_TASK TO COMPLETE_: In the entries below, every line that contains "expr" must be located and copied.

━━━━━ MATERIAL FOR THIS TASK

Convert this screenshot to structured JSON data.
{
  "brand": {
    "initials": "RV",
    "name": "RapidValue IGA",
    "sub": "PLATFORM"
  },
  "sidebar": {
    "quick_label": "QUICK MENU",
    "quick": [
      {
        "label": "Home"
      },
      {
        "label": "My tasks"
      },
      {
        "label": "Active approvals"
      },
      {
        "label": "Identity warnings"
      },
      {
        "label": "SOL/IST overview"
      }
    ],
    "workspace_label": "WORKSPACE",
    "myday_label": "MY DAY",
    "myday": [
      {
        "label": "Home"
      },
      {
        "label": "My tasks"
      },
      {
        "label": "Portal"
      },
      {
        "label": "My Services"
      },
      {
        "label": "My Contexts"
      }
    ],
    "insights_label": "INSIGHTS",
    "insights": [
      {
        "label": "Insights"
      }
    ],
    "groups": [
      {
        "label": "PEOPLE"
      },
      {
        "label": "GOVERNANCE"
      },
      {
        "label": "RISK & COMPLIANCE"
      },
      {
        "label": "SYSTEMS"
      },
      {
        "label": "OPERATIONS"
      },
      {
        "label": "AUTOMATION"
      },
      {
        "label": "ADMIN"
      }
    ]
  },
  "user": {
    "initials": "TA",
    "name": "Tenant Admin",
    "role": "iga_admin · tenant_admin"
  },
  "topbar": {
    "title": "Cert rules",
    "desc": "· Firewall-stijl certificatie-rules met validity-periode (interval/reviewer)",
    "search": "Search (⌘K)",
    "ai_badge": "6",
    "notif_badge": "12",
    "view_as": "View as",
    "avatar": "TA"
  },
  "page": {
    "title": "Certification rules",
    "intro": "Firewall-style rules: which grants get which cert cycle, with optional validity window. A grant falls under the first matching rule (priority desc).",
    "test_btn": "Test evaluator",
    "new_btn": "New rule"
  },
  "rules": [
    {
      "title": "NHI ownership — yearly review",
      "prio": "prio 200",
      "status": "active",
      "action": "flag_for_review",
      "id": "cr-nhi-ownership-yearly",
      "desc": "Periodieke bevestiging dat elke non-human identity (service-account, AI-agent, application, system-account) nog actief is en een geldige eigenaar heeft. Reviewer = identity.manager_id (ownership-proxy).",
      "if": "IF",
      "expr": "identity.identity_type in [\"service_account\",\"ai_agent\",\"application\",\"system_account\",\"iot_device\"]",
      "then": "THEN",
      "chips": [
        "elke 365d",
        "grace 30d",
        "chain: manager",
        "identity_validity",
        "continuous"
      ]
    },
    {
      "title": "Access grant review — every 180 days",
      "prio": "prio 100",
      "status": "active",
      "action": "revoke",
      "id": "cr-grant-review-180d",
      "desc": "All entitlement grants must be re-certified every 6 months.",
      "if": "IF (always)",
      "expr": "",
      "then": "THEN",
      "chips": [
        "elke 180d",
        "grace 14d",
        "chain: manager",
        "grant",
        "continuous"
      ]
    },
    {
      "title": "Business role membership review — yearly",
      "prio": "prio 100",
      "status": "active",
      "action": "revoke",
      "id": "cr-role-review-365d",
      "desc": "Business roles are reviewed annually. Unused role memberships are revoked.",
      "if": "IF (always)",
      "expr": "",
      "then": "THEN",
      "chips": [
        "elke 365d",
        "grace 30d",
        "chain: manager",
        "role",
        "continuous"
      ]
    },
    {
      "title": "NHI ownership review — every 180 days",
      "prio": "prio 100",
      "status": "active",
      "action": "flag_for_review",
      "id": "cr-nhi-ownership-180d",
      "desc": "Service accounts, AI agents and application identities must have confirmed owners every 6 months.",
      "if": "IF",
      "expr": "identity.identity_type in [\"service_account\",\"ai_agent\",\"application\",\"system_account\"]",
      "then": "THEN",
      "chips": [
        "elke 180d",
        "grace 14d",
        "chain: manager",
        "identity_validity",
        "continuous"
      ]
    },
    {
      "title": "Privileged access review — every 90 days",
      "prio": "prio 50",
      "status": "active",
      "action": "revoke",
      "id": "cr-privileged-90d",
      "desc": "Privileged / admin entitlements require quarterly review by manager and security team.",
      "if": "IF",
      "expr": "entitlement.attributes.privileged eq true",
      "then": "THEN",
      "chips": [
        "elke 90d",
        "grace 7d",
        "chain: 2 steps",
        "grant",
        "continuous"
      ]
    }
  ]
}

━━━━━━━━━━

_RESPONSE FOR THIS EXERCISE_:
      "expr": "identity.identity_type in [\"service_account\",\"ai_agent\",\"application\",\"system_account\",\"iot_device\"]",
      "expr": "",
      "expr": "",
      "expr": "identity.identity_type in [\"service_account\",\"ai_agent\",\"application\",\"system_account\"]",
      "expr": "entitlement.attributes.privileged eq true",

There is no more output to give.